BEGIN

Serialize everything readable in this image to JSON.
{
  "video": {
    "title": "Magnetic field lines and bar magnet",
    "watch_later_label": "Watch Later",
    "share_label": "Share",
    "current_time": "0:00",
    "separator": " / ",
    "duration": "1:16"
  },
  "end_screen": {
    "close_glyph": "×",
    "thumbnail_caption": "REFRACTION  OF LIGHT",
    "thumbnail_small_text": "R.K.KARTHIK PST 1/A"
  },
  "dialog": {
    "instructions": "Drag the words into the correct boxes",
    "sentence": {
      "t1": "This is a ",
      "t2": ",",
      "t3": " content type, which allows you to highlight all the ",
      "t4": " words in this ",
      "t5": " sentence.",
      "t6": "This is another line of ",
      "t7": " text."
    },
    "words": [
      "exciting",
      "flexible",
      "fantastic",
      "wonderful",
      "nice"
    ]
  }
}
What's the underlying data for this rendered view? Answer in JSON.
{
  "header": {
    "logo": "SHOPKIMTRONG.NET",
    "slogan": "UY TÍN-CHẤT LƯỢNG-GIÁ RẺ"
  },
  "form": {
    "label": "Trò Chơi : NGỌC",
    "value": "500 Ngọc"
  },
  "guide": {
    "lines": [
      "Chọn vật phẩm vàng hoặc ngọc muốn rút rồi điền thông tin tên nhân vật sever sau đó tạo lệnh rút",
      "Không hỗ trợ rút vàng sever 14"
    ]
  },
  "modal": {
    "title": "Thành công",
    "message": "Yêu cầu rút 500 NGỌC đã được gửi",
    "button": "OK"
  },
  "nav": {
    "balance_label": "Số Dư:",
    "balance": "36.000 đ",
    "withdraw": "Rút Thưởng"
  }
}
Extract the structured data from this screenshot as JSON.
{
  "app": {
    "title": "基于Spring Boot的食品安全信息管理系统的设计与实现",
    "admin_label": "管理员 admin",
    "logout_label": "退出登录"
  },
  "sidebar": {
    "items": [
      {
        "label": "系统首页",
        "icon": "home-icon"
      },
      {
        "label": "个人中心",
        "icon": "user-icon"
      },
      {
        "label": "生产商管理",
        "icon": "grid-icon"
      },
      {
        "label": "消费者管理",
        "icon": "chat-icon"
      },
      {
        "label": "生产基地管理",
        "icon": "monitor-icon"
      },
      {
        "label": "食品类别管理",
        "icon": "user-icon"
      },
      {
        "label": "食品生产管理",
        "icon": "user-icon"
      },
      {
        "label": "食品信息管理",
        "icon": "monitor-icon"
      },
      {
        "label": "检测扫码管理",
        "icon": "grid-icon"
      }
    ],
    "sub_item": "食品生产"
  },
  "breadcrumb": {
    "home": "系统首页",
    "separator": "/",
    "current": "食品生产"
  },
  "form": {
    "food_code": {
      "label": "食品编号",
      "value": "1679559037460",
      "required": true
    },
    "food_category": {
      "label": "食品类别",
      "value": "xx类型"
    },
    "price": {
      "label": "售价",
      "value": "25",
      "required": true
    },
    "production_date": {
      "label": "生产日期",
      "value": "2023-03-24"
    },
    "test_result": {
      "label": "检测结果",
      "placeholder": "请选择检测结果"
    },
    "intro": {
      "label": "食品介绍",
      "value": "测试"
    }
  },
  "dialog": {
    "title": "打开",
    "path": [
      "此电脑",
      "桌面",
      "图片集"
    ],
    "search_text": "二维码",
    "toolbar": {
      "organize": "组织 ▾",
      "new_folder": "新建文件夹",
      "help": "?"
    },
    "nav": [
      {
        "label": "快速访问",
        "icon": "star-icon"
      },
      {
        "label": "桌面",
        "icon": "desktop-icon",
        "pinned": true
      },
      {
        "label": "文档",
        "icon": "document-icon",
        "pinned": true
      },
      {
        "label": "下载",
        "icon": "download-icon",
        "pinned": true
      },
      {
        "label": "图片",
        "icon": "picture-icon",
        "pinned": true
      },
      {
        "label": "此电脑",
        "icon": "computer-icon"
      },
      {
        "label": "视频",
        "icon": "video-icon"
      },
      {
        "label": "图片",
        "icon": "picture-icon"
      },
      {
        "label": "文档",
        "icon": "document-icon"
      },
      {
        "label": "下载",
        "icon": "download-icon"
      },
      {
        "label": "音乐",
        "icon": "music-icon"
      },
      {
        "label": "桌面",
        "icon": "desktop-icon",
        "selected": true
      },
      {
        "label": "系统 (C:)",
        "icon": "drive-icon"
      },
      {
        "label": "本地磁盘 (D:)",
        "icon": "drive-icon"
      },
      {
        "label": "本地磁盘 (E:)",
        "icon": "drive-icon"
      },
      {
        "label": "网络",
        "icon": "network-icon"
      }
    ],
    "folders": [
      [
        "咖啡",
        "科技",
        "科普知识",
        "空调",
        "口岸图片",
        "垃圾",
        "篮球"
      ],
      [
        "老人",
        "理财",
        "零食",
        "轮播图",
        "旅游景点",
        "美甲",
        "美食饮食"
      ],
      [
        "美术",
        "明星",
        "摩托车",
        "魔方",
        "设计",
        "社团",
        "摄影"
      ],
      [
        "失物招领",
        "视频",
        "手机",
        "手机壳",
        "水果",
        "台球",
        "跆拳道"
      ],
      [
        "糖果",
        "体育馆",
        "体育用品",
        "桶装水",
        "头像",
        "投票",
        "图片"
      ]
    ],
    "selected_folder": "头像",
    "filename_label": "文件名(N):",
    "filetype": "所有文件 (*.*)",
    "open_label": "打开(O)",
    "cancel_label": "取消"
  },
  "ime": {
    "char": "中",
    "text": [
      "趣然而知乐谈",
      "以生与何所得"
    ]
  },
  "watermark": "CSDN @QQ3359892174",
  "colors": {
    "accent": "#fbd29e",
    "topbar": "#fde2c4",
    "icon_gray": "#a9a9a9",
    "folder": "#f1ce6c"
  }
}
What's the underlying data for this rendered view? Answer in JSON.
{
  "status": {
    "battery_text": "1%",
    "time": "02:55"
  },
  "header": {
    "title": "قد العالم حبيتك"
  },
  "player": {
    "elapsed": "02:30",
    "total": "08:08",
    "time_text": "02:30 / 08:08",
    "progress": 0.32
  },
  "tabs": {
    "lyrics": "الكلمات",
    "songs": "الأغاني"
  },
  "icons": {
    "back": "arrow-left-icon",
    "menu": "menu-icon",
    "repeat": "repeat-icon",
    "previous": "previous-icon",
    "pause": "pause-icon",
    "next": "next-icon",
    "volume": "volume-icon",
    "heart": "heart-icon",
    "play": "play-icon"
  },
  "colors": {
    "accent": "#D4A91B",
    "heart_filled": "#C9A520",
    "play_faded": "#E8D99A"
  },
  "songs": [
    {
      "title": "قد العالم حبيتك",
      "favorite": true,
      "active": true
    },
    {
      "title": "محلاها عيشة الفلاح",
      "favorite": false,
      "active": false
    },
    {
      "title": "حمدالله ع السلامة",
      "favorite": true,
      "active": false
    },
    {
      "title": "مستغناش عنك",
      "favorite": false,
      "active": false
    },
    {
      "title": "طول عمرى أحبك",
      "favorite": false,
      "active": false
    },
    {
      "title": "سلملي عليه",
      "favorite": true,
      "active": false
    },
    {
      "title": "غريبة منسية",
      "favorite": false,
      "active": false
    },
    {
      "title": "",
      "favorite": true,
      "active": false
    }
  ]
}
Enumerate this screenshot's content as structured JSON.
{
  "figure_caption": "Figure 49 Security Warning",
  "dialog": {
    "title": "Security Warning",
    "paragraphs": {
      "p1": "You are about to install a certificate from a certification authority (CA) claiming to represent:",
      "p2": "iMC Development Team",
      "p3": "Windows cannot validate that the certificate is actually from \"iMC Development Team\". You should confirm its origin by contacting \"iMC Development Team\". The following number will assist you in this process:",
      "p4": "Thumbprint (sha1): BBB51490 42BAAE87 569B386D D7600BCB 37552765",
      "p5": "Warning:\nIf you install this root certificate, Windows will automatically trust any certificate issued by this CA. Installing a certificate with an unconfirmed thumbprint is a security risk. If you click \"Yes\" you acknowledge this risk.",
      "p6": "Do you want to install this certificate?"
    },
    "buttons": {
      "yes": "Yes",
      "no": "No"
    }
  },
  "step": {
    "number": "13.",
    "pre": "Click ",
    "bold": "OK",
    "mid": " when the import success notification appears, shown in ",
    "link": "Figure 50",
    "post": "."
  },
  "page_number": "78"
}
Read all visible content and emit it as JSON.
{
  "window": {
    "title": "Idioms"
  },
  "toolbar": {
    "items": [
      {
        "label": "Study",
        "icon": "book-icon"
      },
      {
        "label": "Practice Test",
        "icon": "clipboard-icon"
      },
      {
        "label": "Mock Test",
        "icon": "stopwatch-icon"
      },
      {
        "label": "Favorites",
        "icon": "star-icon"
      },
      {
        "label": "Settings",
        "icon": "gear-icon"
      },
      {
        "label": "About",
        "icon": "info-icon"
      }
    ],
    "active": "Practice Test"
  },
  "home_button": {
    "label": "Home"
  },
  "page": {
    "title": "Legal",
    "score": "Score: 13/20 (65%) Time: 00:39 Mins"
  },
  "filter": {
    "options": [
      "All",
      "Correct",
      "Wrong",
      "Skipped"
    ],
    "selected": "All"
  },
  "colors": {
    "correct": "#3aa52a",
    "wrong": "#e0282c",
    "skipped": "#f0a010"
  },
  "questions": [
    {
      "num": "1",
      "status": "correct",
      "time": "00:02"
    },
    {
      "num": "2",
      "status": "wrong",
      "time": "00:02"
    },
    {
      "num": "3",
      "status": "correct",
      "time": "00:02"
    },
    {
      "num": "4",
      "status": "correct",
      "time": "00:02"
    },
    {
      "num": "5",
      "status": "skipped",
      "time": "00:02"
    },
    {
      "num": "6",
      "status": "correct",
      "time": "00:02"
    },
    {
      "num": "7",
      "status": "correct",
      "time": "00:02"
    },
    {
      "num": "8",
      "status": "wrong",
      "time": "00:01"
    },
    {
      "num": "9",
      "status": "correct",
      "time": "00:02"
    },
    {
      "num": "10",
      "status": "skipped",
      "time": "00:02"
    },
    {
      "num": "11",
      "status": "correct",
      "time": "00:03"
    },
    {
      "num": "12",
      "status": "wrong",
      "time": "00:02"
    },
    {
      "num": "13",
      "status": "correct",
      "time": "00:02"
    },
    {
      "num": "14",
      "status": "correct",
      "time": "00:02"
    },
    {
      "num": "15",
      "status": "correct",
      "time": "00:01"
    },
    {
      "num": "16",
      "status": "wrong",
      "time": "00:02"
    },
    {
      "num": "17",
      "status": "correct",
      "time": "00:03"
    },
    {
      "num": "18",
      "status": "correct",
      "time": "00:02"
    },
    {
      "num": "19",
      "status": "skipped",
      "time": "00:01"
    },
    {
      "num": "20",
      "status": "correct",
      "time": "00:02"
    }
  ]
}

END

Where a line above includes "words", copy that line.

### Solution
    "instructions": "Drag the words into the correct boxes",
      "t4": " words in this ",
    "words": [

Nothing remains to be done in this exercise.